Mask art — from oversized, artistic heads to masked portraits to theatrical masks — is featured in performance art around the world. A recent Boston University four-part symposia focused specifically on female figures in the world of theatrical masks.
The College of Fine Arts hosted the second weekend of its four-weekend conference Oct. 30 and 31 called “Women & Masks: An Arts-Based Research Conference.” The October symposia featured more than a dozen different mask makers, puppeteers and artists.
Felice Amato, conference director and assistant professor in art education in CFA, said she was inspired to create it to explore how women in performance and masks intersect.
Most female roles in storytelling center around their relationship to other male characters or their sexuality and looks, she said.
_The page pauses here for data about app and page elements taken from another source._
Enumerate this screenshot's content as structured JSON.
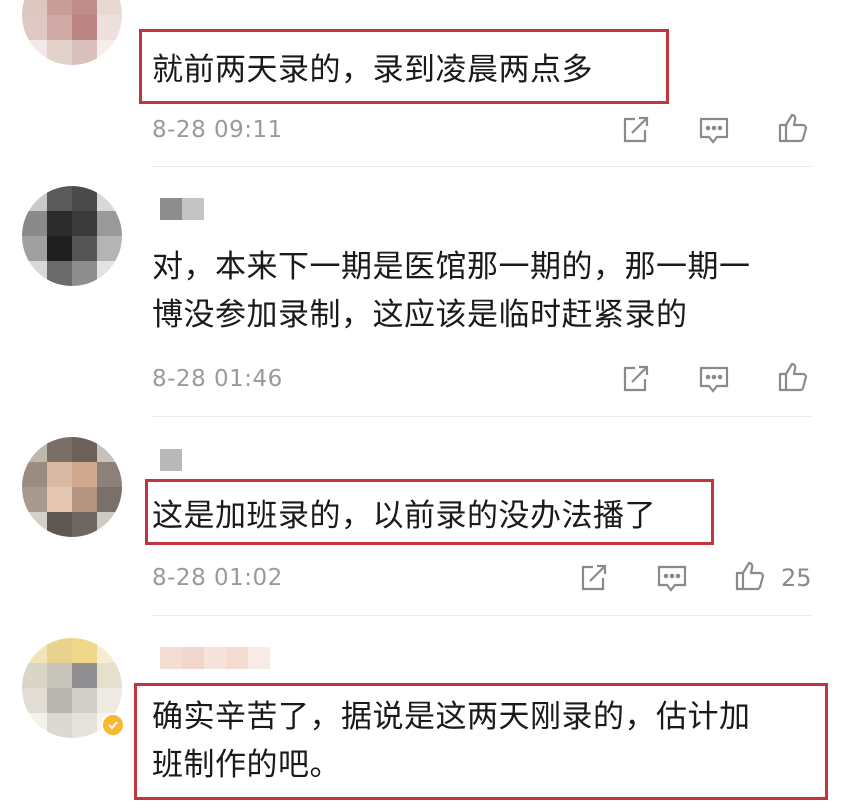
{
  "comments": [
    {
      "text": "就前两天录的，录到凌晨两点多",
      "time": "8-28 09:11",
      "likes": ""
    },
    {
      "text": "对，本来下一期是医馆那一期的，那一期一\n博没参加录制，这应该是临时赶紧录的",
      "time": "8-28 01:46",
      "likes": ""
    },
    {
      "text": "这是加班录的，以前录的没办法播了",
      "time": "8-28 01:02",
      "likes": "25"
    },
    {
      "text": "确实辛苦了，据说是这两天刚录的，估计加\n班制作的吧。",
      "time": "",
      "likes": ""
    }
  ],
  "colors": {
    "highlight_border": "#c0363c",
    "timestamp": "#9a9a9a",
    "icon_stroke": "#8a8a8a",
    "verified_badge": "#f7b731"
  },
  "icons": [
    "share-icon",
    "comment-icon",
    "like-icon",
    "verified-icon"
  ]
}
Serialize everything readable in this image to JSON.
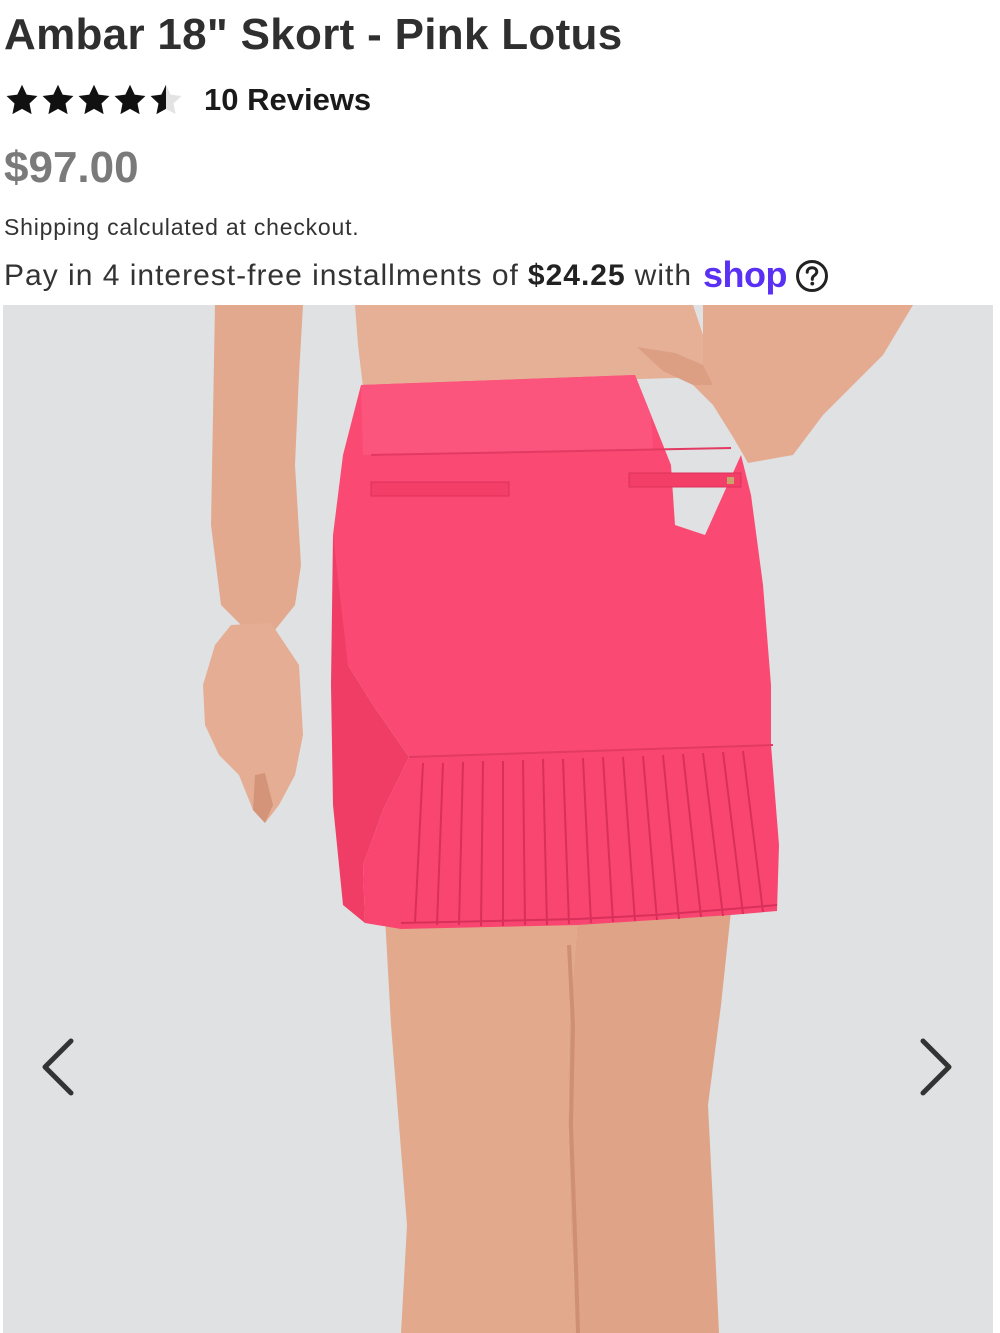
{
  "product": {
    "title": "Ambar 18\" Skort - Pink Lotus",
    "rating": 4.5,
    "rating_max": 5,
    "reviews_label": "10 Reviews",
    "price": "$97.00",
    "shipping_link": "Shipping",
    "shipping_rest": " calculated at checkout."
  },
  "installments": {
    "prefix": "Pay in 4 interest-free installments of",
    "amount": "$24.25",
    "suffix": "with",
    "provider": "shop"
  },
  "carousel": {
    "prev_icon": "chevron-left-icon",
    "next_icon": "chevron-right-icon"
  },
  "colors": {
    "title": "#2f2f2f",
    "price": "#7a7a7a",
    "shop_brand": "#5a31f4",
    "photo_background": "#dfe1e3",
    "skort": "#fa4a73"
  }
}
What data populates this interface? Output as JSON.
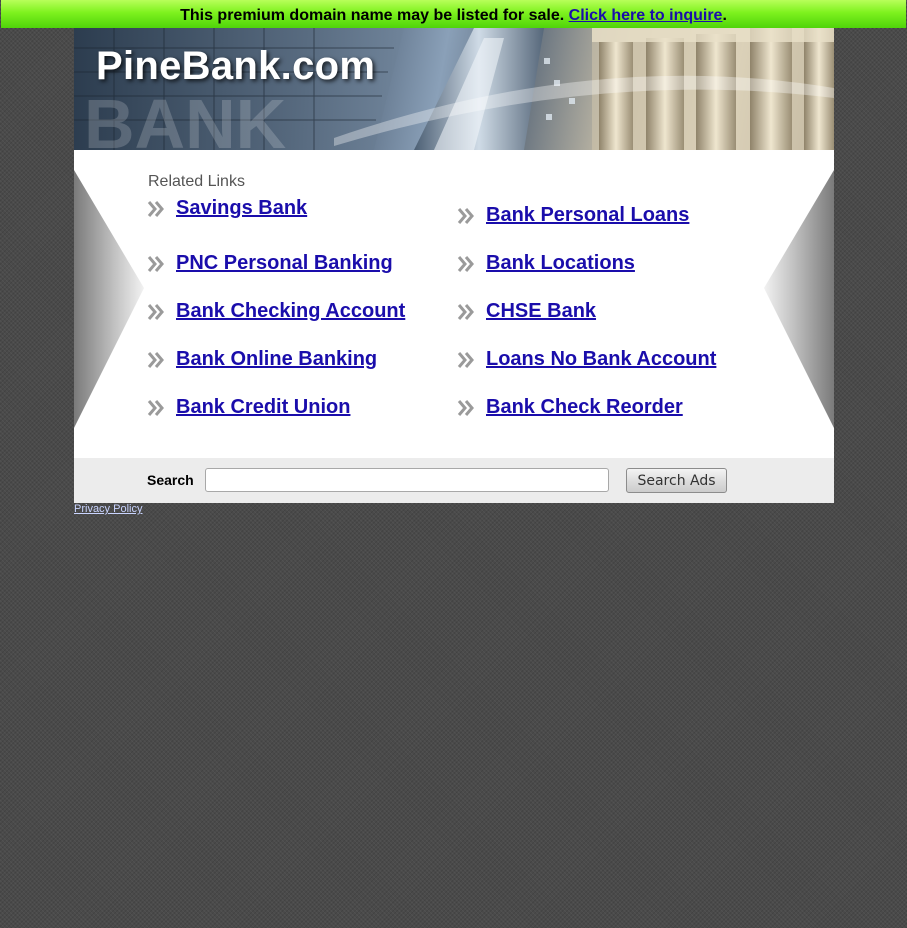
{
  "banner": {
    "text": "This premium domain name may be listed for sale.",
    "link_label": "Click here to inquire",
    "trailing": "."
  },
  "header": {
    "site_title": "PineBank.com"
  },
  "related": {
    "label": "Related Links",
    "left_links": [
      {
        "label": "Savings Bank",
        "icon": "double-chevron-right-icon"
      },
      {
        "label": "PNC Personal Banking",
        "icon": "double-chevron-right-icon"
      },
      {
        "label": "Bank Checking Account",
        "icon": "double-chevron-right-icon"
      },
      {
        "label": "Bank Online Banking",
        "icon": "double-chevron-right-icon"
      },
      {
        "label": "Bank Credit Union",
        "icon": "double-chevron-right-icon"
      }
    ],
    "right_links": [
      {
        "label": "Bank Personal Loans",
        "icon": "double-chevron-right-icon"
      },
      {
        "label": "Bank Locations",
        "icon": "double-chevron-right-icon"
      },
      {
        "label": "CHSE Bank",
        "icon": "double-chevron-right-icon"
      },
      {
        "label": "Loans No Bank Account",
        "icon": "double-chevron-right-icon"
      },
      {
        "label": "Bank Check Reorder",
        "icon": "double-chevron-right-icon"
      }
    ]
  },
  "search": {
    "label": "Search",
    "value": "",
    "button_label": "Search Ads"
  },
  "footer": {
    "privacy_label": "Privacy Policy"
  },
  "colors": {
    "banner_green": "#7ef21e",
    "link": "#1a0dab",
    "page_background": "#4a4a4a"
  }
}
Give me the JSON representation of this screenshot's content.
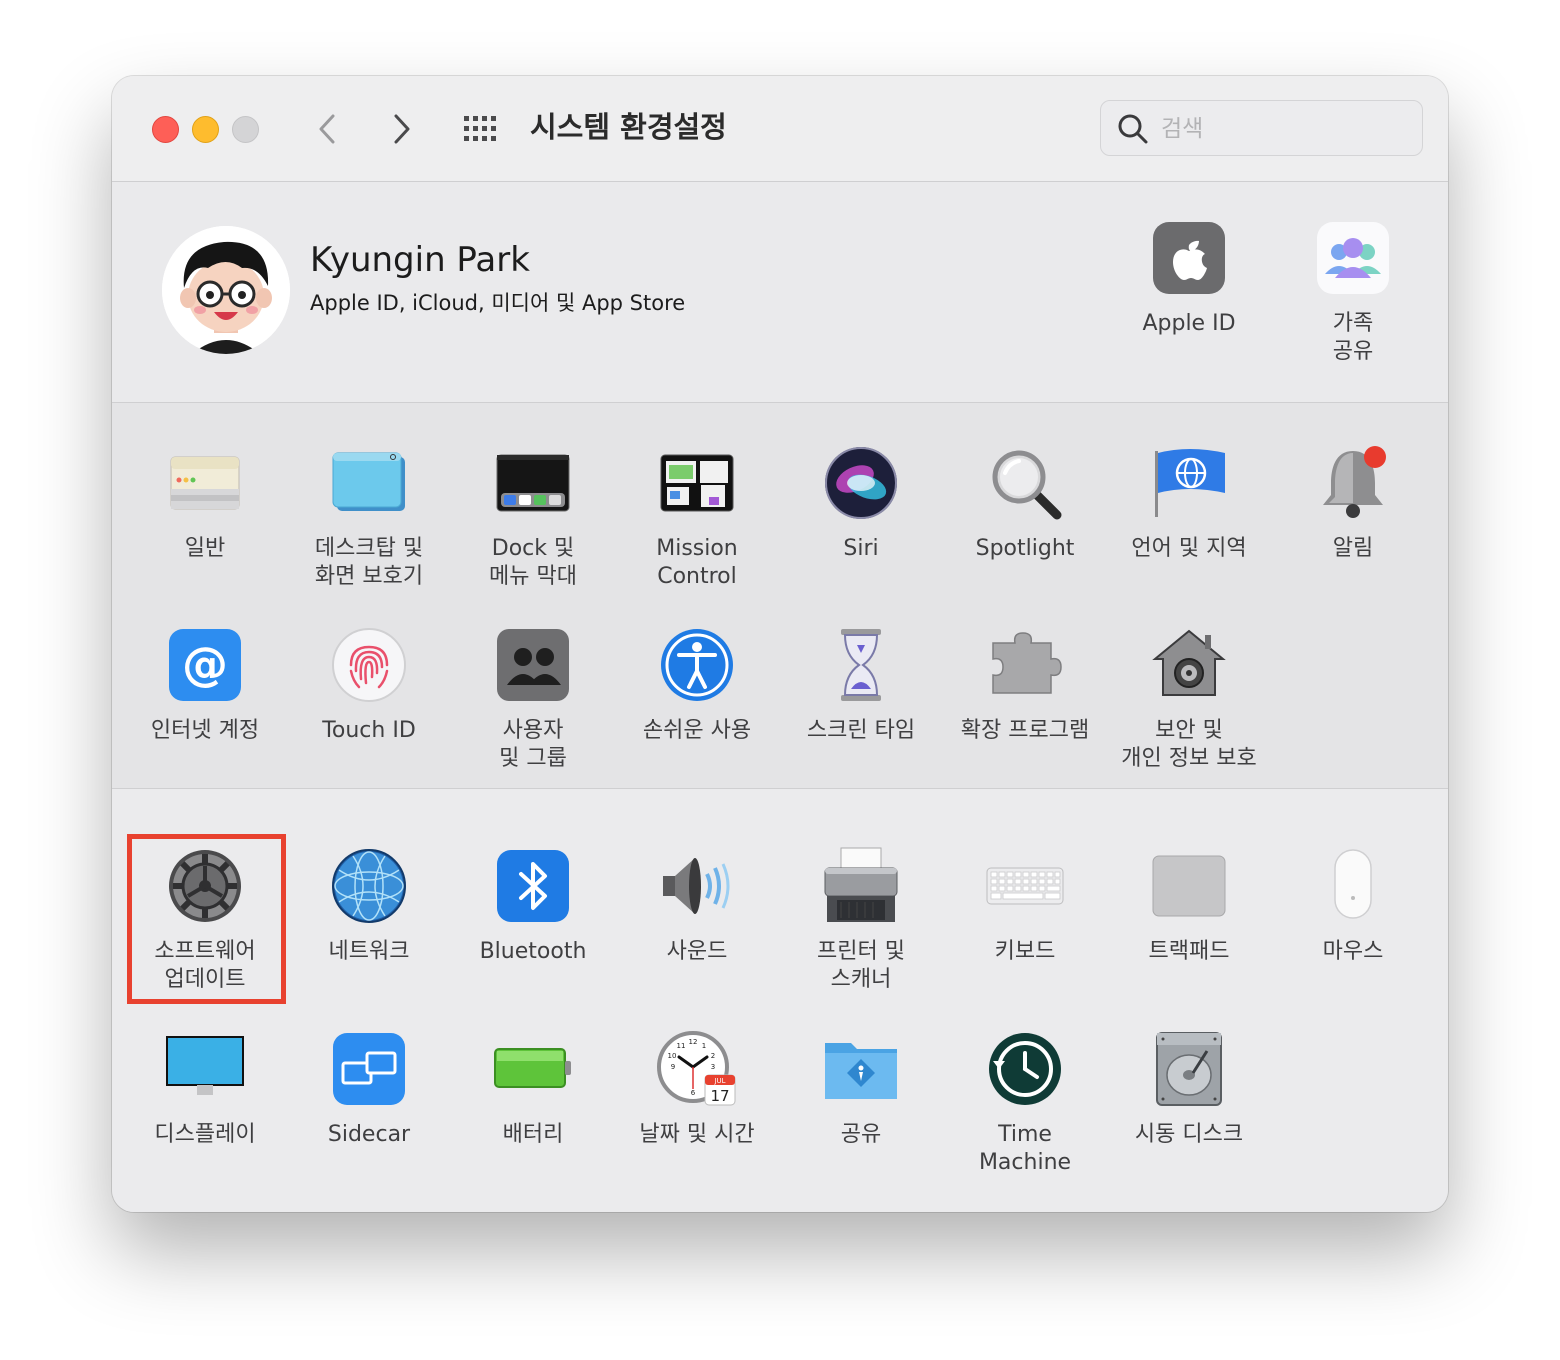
{
  "window": {
    "title": "시스템 환경설정",
    "search_placeholder": "검색"
  },
  "account": {
    "name": "Kyungin Park",
    "subtitle": "Apple ID, iCloud, 미디어 및 App Store",
    "apple_id_label": "Apple ID",
    "family_label": "가족\n공유"
  },
  "prefs": {
    "general": "일반",
    "desktop": "데스크탑 및\n화면 보호기",
    "dock": "Dock 및\n메뉴 막대",
    "mission_control": "Mission\nControl",
    "siri": "Siri",
    "spotlight": "Spotlight",
    "language": "언어 및 지역",
    "notifications": "알림",
    "internet_accounts": "인터넷 계정",
    "touch_id": "Touch ID",
    "users": "사용자\n및 그룹",
    "accessibility": "손쉬운 사용",
    "screen_time": "스크린 타임",
    "extensions": "확장 프로그램",
    "security": "보안 및\n개인 정보 보호",
    "software_update": "소프트웨어\n업데이트",
    "network": "네트워크",
    "bluetooth": "Bluetooth",
    "sound": "사운드",
    "printers": "프린터 및\n스캐너",
    "keyboard": "키보드",
    "trackpad": "트랙패드",
    "mouse": "마우스",
    "displays": "디스플레이",
    "sidecar": "Sidecar",
    "battery": "배터리",
    "date_time": "날짜 및 시간",
    "sharing": "공유",
    "time_machine": "Time\nMachine",
    "startup_disk": "시동 디스크"
  },
  "date_icon": {
    "month": "JUL",
    "day": "17"
  },
  "highlight_color": "#e8412f"
}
Masks became a “really powerful tool of research” in looking deeper into female characters.
“We started talking about this idea of researching, but also maybe creating a series of masks that specifically explore the female universe,” Amato said. “Instead, sometimes you find that female characters, at least traditionally, have often been foils for the males, the plots for the males.”
For last weekend’s conference, Amato said the events focused on masks as “a transgressive tool” for a woman’s transformation in theatrical performance, society and spirituality.
“The witch, for example, as this archetype that breaks social norms and can allow a certain freedom from women,” Amato said. “Although it can also be a box too, as people have pointed out, but there’s a freedom in taking on this abject transgressive character.”
One of the conference’s workshops on Saturday featured Chiara Durazzini, artistic director and co-founder of Commedia dell’Arte troupe Pazzi Lazzi, who shared her work as a mask actress in three parts with an interactive experience of how to move the body and perform when wearing a mask.
Durazzini and Amato both highlighted the representation of female bodies when the face is covered with a mask.
“What happens with the female body when it’s masked?” Amato said. “If we think about sometimes the objectification of a woman and her body or her face, what happens when they wear a mask … Does hiding something make something else visible?”
Another presenter, Kate Kretz, an associate professor adjuncting Montgomery College, added how masks and other artworks help represent voices and opinions on social topics in the modern world.
Kretz added she creates masks and other forms of artworks to make political statements. Her presentation was called “MAGA Mask: Social Murder during the Trump Regime,” referring to the term ‘social murder’ coined by Frederick Engels, and also takes from an ongoing “Make America Great Again” counterfit hat collection to remake them as “physical manifestations of the truth.”
Her work, which reworked the letters on counterfeit hats to say “social murder” on face masks as well as red Ku Klux Klan-esque hoods, got her banned from Instagram and Facebook.
“My one fear is that my cry is not loud enough, not dire enough,” Kretz said during her presentation on Saturday. “We’re living at a pivotal moment in our history. Historians are speaking up to tell us that the current U.S. environment is one that they’ve seen before, identical to governments that went on to commit some of humankind’s worst atrocities.”
The conference also featured Deborah Hunt, mask maker, performer and puppeteer, who discussed her career experience and her collaboration with the group Papel Machete on a project called “The Eve of Abolition.”
Hunt said through mask making and the conference, she hopes her efforts create an impactful experience for those who see her performances and works.
“I would like for people to be able to appreciate the complete worlds that I strive to create with masks,” Hunt said. “Maybe if I’m lucky, [people] might see things differently.”
Hunt also said how she was interested to see how the conference centered around women in the industry of theatrical masks.
“I watched the last September sessions and it’s so interesting, because everybody has such a radically different approach,” Hunt said.
Eleonora Mancuso, a doctoral student in the College of Arts and Sciences, translated for Italian presenter Nora Fuser on Sunday, said Mancuso said the conference’s overall focus on women in theater stood out to her.
“Each [event] includes women in theater, which is something that most of the time you really don’t see,” Mancuso said. “From a French literature point of view, you never really speak of the women character, you only speak about men and men were mostly represented on scene.”
Mancuso said the conference allowed her to step outside her field of French literature, where she’s earning a PhD.
“For me it’s to get away from the literature world,” Mancuso said. “I’m still in the arts but I can see how women are not only represented in literature, but also in theatre and how they’re able to find a voice.”
The third weekend of the conference will be Feb. 11-13 and Amato and her team will be partnering with the African Studies Center on campus.